Business leaders need to ensure that management team buy-in is secured from the start
While we cannot be certain exactly how many businesses in the UK are employee-owned, we can be sure that it is becoming more popular; it is currently the fastest growing form of business ownership. But according to businesses that have already made the transition to employee ownership, achieving consensus to do so is not always easy.
To coincide with Employee Ownership Day on Friday, businesses are being encouraged to consider taking the first step to employee-ownership so they can start to realise the benefits that this dynamic and motivating business model can bring. According to the Employee Ownership Association (EOA), employee-owned companies contribute 4 per cent of UK GDP, which equates to about £30 billion annually. The sector is also growing at a rate of 9 per cent each year and is expected to increase its contribution to UK GDP to 10 per cent by 2020.

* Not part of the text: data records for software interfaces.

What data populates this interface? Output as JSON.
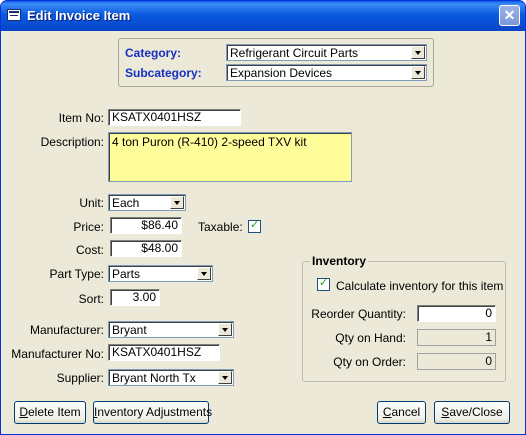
{
  "window": {
    "title": "Edit Invoice Item",
    "close_symbol": "✕"
  },
  "category": {
    "label": "Category:",
    "value": "Refrigerant Circuit Parts"
  },
  "subcategory": {
    "label": "Subcategory:",
    "value": "Expansion Devices"
  },
  "item_no": {
    "label": "Item No:",
    "value": "KSATX0401HSZ"
  },
  "description": {
    "label": "Description:",
    "value": "4 ton Puron (R-410) 2-speed TXV kit"
  },
  "unit": {
    "label": "Unit:",
    "value": "Each"
  },
  "price": {
    "label": "Price:",
    "value": "$86.40"
  },
  "taxable": {
    "label": "Taxable:",
    "checked": true
  },
  "cost": {
    "label": "Cost:",
    "value": "$48.00"
  },
  "part_type": {
    "label": "Part Type:",
    "value": "Parts"
  },
  "sort": {
    "label": "Sort:",
    "value": "3.00"
  },
  "manufacturer": {
    "label": "Manufacturer:",
    "value": "Bryant"
  },
  "manufacturer_no": {
    "label": "Manufacturer No:",
    "value": "KSATX0401HSZ"
  },
  "supplier": {
    "label": "Supplier:",
    "value": "Bryant North Tx"
  },
  "inventory": {
    "title": "Inventory",
    "calculate_label": "Calculate inventory for this item",
    "calculate_checked": true,
    "reorder_label": "Reorder Quantity:",
    "reorder_value": "0",
    "on_hand_label": "Qty on Hand:",
    "on_hand_value": "1",
    "on_order_label": "Qty on Order:",
    "on_order_value": "0"
  },
  "buttons": {
    "delete_label_u": "D",
    "delete_label_rest": "elete Item",
    "inventory_label_u": "I",
    "inventory_label_rest": "nventory Adjustments",
    "cancel_label_u": "C",
    "cancel_label_rest": "ancel",
    "save_label_u": "S",
    "save_label_rest": "ave/Close"
  }
}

In the past few weeks an engineering business in Northampton, Axillium, became the latest UK business to become employee-owned when it completed the sale of its shares into a newly formed employee benefit trust. The company’s founder and managing director, Will Searle, has since commented in the media that he regards the move as a “key enabler” for the company’s growth plan, helping to “develop ongoing company loyalty and reinforce a supportive, highly motivated environment and culture”.

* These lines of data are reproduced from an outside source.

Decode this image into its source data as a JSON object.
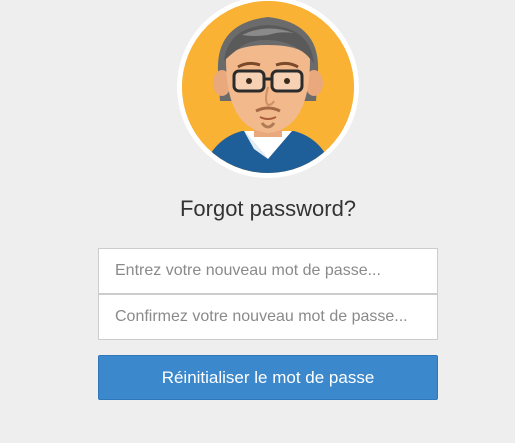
{
  "header": {
    "avatar_icon": "user-avatar-icon",
    "title": "Forgot password?"
  },
  "form": {
    "new_password": {
      "value": "",
      "placeholder": "Entrez votre nouveau mot de passe..."
    },
    "confirm_password": {
      "value": "",
      "placeholder": "Confirmez votre nouveau mot de passe..."
    },
    "reset_button_label": "Réinitialiser le mot de passe"
  },
  "colors": {
    "background": "#eeeeee",
    "avatar_background": "#f9b233",
    "button": "#3b88cc",
    "button_text": "#ffffff",
    "title_text": "#333333"
  }
}
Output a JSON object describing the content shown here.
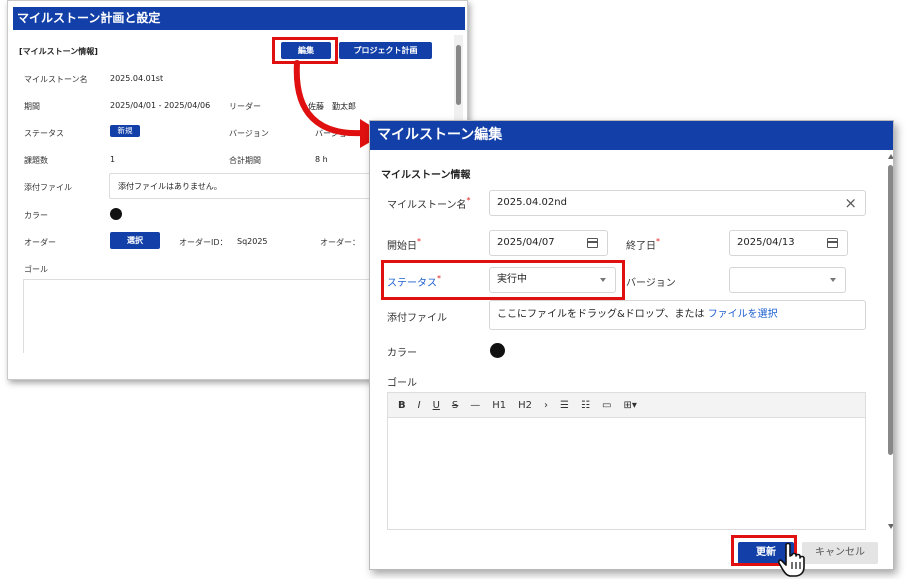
{
  "back_window": {
    "title": "マイルストーン計画と設定",
    "section_title": "[マイルストーン情報]",
    "edit_button": "編集",
    "project_plan_button": "プロジェクト計画",
    "name_label": "マイルストーン名",
    "name_value": "2025.04.01st",
    "period_label": "期間",
    "period_value": "2025/04/01 - 2025/04/06",
    "leader_label": "リーダー",
    "leader_value": "佐藤　勤太郎",
    "status_label": "ステータス",
    "status_value": "新規",
    "version_label": "バージョン",
    "version_value": "バージョン",
    "issues_label": "課題数",
    "issues_value": "1",
    "total_period_label": "合計期間",
    "total_period_value": "8 h",
    "attachment_label": "添付ファイル",
    "attachment_value": "添付ファイルはありません。",
    "color_label": "カラー",
    "color_value": "#111111",
    "order_label": "オーダー",
    "select_button": "選択",
    "order_id_label": "オーダーID：",
    "order_id_value": "Sq2025",
    "order_label_2": "オーダー：",
    "goal_label": "ゴール"
  },
  "dialog": {
    "title": "マイルストーン編集",
    "section_title": "マイルストーン情報",
    "name_label": "マイルストーン名",
    "name_value": "2025.04.02nd",
    "start_label": "開始日",
    "start_value": "2025/04/07",
    "end_label": "終了日",
    "end_value": "2025/04/13",
    "status_label": "ステータス",
    "status_value": "実行中",
    "version_label": "バージョン",
    "version_value": "",
    "attachment_label": "添付ファイル",
    "attachment_text": "ここにファイルをドラッグ&ドロップ、または",
    "attachment_link": "ファイルを選択",
    "color_label": "カラー",
    "color_value": "#111111",
    "goal_label": "ゴール",
    "toolbar": [
      "B",
      "I",
      "U",
      "S",
      "—",
      "H1",
      "H2",
      "›",
      "☰",
      "☷",
      "▭",
      "⊞▾"
    ],
    "update_button": "更新",
    "cancel_button": "キャンセル",
    "required_mark": "*",
    "clear_icon": "×"
  },
  "colors": {
    "brand": "#1340a8",
    "highlight": "#e01010",
    "link": "#1b5fcf"
  },
  "icons": [
    "calendar-icon",
    "chevron-down-icon",
    "close-icon",
    "pointer-hand-icon",
    "arrow-icon"
  ]
}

For many businesses, however, the path to employee ownership is not a straightforward one. While the thought of empowering the workforce to take commercially sensitive decisions about pricing and shift patterns might seem like a good idea, it can strike fear into some management teams — particularly if they have been used to taking decisions in a more autocratic way. Business leaders need to ensure that management team buy-in is secured from the start. The key thing to bear in mind is that employee-owned businesses will still need a strong and effective management team to guide decision-making.

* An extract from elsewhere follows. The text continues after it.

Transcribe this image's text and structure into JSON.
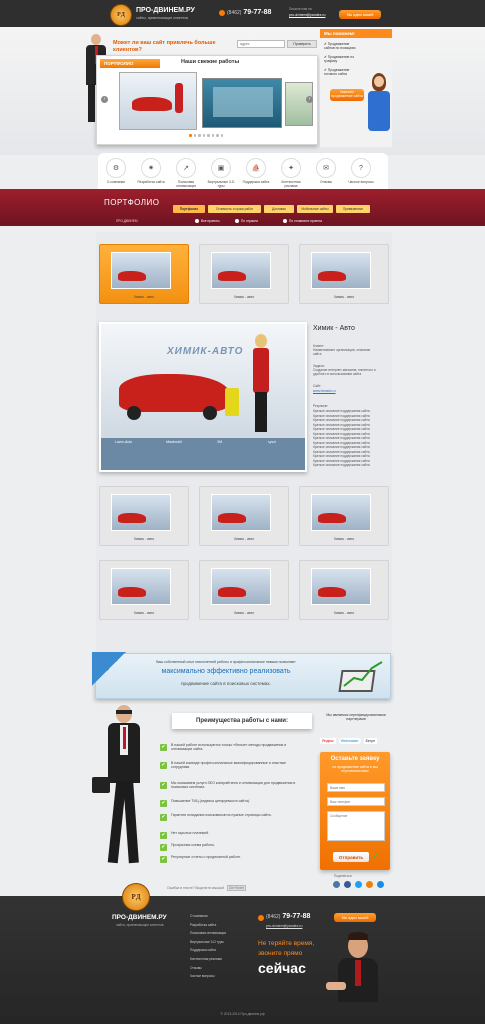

A common reason given for deciding not to make the transition to employee ownership is concern about what would happen to shares if an employee leaves the business. This can be avoided altogether by opting for indirect share ownership, which is what is in place at John Lewis where the shares are held in trust, which removes the need to buy back shares when employees leave.
Making the transition to employee ownership can also be done in stages, or by way of deferred payments, to alleviate any pressure on cash flow or bank finance available. For example, a proportion of the shares might be purchased initially and placed in an Employee Ownership Trust. The remaining shares could then be purchased at a later date.
As a board member of the corporate trustee owner of Cambridge Weight Plan, which became wholly employee-owned in December last year, I can confirm that deciding to take such a step can also be relatively straightforward if it is in keeping with the cultural ethos of the organisation. In this case, the business first adopted employee ownership in 2010 when its owners recognised that this was the best model available to secure the long-term future success of the business for the benefit of its employees, consultants and distributors. The transition to becoming wholly employee-owned by selling the remaining shares into an Employee Ownership Trust was a natural progression and always the intention from the start of the transition.
Many businesses are drawn to the employee ownership model for the first time when planning for succession. At such times, the pressure to find a solution that meets the long-term interests of the business and enables the outgoing shareholders to realise value from their investments is considerable. The fact that a capital gains tax exemption exists directly applying to the disposal of shares that result in a controlling interest in a company being transferred into an Employee Ownership Trust, provides a valuable, added incentive. In addition, the income tax breaks on future profit related payments to the staff which can be achieved with this model add to the tax incentives available.